● **Work to complete**
Each line below is to be set down again exactly.

START Material for this task

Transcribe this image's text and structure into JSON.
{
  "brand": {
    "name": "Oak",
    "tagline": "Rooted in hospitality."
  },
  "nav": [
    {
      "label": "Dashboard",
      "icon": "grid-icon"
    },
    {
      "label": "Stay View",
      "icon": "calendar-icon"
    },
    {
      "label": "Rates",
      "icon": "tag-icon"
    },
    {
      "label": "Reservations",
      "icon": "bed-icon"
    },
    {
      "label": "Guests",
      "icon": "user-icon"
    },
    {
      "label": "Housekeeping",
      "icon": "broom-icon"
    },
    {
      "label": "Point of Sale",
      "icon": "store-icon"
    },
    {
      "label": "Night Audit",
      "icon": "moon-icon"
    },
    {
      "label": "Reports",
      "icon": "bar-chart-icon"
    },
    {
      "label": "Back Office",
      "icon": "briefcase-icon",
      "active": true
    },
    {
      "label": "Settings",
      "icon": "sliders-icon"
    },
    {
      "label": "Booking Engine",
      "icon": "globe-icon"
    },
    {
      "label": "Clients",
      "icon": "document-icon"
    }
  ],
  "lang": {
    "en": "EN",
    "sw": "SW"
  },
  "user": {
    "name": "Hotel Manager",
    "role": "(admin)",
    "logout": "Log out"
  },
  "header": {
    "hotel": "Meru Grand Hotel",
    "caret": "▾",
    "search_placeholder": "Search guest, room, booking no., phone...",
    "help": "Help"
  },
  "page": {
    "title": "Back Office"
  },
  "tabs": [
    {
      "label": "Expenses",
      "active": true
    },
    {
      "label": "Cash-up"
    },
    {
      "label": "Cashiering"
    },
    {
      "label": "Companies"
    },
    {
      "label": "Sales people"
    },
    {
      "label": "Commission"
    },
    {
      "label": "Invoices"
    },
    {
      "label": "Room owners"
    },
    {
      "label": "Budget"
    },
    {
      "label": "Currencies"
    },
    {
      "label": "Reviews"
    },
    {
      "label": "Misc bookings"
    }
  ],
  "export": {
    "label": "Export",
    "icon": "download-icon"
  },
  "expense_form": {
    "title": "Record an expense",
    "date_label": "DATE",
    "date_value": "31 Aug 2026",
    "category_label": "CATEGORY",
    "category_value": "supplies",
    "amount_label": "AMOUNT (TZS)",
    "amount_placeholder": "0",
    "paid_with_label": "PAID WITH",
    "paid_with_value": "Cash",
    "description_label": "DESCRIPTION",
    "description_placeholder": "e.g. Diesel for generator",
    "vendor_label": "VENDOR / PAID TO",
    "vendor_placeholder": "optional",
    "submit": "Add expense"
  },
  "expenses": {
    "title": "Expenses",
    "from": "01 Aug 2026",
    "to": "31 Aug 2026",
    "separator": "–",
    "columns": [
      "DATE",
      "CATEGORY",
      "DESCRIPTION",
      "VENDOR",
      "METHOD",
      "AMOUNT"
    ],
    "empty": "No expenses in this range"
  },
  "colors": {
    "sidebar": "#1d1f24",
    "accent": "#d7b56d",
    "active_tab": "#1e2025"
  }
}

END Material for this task

● **Written solution**
Transcribe this image's text and structure into JSON.
{
  "brand": {
    "name": "Oak",
    "tagline": "Rooted in hospitality."
  },
  "nav": [
    {
      "label": "Dashboard",
      "icon": "grid-icon"
    },
    {
      "label": "Stay View",
      "icon": "calendar-icon"
    },
    {
      "label": "Rates",
      "icon": "tag-icon"
    },
    {
      "label": "Reservations",
      "icon": "bed-icon"
    },
    {
      "label": "Guests",
      "icon": "user-icon"
    },
    {
      "label": "Housekeeping",
      "icon": "broom-icon"
    },
    {
      "label": "Point of Sale",
      "icon": "store-icon"
    },
    {
      "label": "Night Audit",
      "icon": "moon-icon"
    },
    {
      "label": "Reports",
      "icon": "bar-chart-icon"
    },
    {
      "label": "Back Office",
      "icon": "briefcase-icon",
      "active": true
    },
    {
      "label": "Settings",
      "icon": "sliders-icon"
    },
    {
      "label": "Booking Engine",
      "icon": "globe-icon"
    },
    {
      "label": "Clients",
      "icon": "document-icon"
    }
  ],
  "lang": {
    "en": "EN",
    "sw": "SW"
  },
  "user": {
    "name": "Hotel Manager",
    "role": "(admin)",
    "logout": "Log out"
  },
  "header": {
    "hotel": "Meru Grand Hotel",
    "caret": "▾",
    "search_placeholder": "Search guest, room, booking no., phone...",
    "help": "Help"
  },
  "page": {
    "title": "Back Office"
  },
  "tabs": [
    {
      "label": "Expenses",
      "active": true
    },
    {
      "label": "Cash-up"
    },
    {
      "label": "Cashiering"
    },
    {
      "label": "Companies"
    },
    {
      "label": "Sales people"
    },
    {
      "label": "Commission"
    },
    {
      "label": "Invoices"
    },
    {
      "label": "Room owners"
    },
    {
      "label": "Budget"
    },
    {
      "label": "Currencies"
    },
    {
      "label": "Reviews"
    },
    {
      "label": "Misc bookings"
    }
  ],
  "export": {
    "label": "Export",
    "icon": "download-icon"
  },
  "expense_form": {
    "title": "Record an expense",
    "date_label": "DATE",
    "date_value": "31 Aug 2026",
    "category_label": "CATEGORY",
    "category_value": "supplies",
    "amount_label": "AMOUNT (TZS)",
    "amount_placeholder": "0",
    "paid_with_label": "PAID WITH",
    "paid_with_value": "Cash",
    "description_label": "DESCRIPTION",
    "description_placeholder": "e.g. Diesel for generator",
    "vendor_label": "VENDOR / PAID TO",
    "vendor_placeholder": "optional",
    "submit": "Add expense"
  },
  "expenses": {
    "title": "Expenses",
    "from": "01 Aug 2026",
    "to": "31 Aug 2026",
    "separator": "–",
    "columns": [
      "DATE",
      "CATEGORY",
      "DESCRIPTION",
      "VENDOR",
      "METHOD",
      "AMOUNT"
    ],
    "empty": "No expenses in this range"
  },
  "colors": {
    "sidebar": "#1d1f24",
    "accent": "#d7b56d",
    "active_tab": "#1e2025"
  }
}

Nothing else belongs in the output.